Politicians at Dublins Web Summit downplayed the impact of scrapping the controversial measure, despite criticism from a former Apple boss suggesting the country would lose its competitive edge. After the Ireland moved last month to close a lucrative tax loophole, former Apple chief executive John Sculley told the summit that the country risked losing the edge that has helped it become the European headquarters of US technology giants including Apple and Facebook. There is a lot of talent in Ireland so I dont think it will be an insurmountable problem but it will take the edge off, if tax advantages do go away, he said.
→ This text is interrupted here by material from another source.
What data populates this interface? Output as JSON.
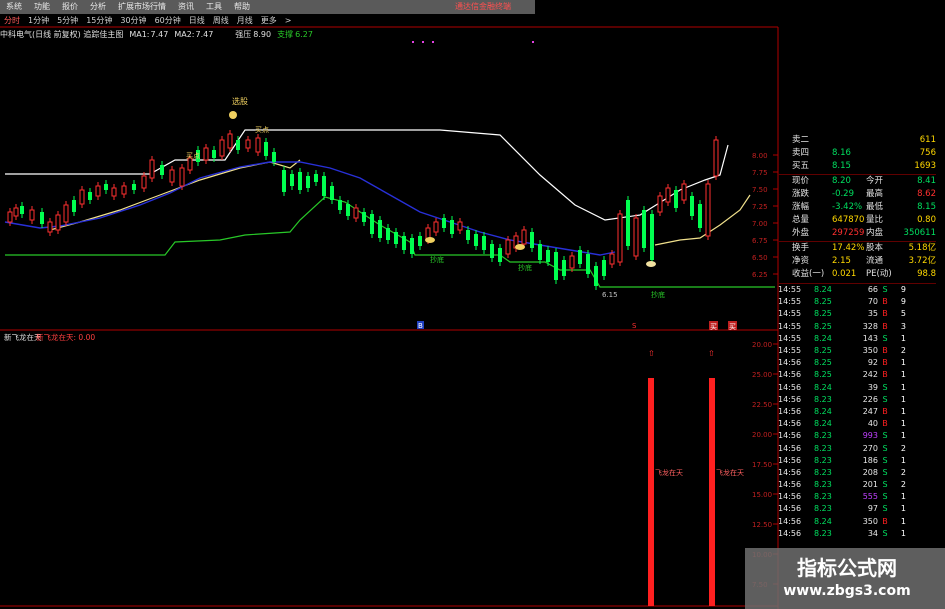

The Irish Data Protection Commissioner has been forced to step in after it was revealed that a government online portal exposed citizens’ personal information, potentially putting it in the hands of identity fraudsters. The irishgenealogy.ie site inadvertently allowed users to build up detailed profiles of citizens free of charge and in just a few clicks – perfect fodder for cybercriminals.
U.S. demands to seize emails stored on a Microsoft server in Ireland. According to the district court, the location of the data is not relevant and seeking cooperation with Irish authorities is not necessary for a warrant’s powers to reach abroad. However, there is “no way” the U.S. government would accept the reasoning the district court is using if other countries wanted to access data stored on U.S. soil, Microsoft said in a brief filed with the U.S. Court of Appeals for the Second Circuit on Monday. If the warrant is carried out it would open the door to such seizures in the U.S., endangering the privacy of U.S. citizens, Microsoft said. The Irish government asked the European Commission for legal aid in the case.
Six major film and TV studios have secured injunctions directing Irish Internet service providers to block access to websites involved in illegal streaming or downloading of films and TV shows. The companies argued digital piracy is costing the studios hundreds of millions annually and hundreds of jobs.
An investigation by the Irish Independent newspaper has found that members of the public had their phones tapped without proper justification.
The widespread phone tapping was revealed after a senior officer tried to highlight his concerns about the legality of the covert surveillance. According to this account, he was put under pressure to listen in on private conversations of citizens without a necessary court order.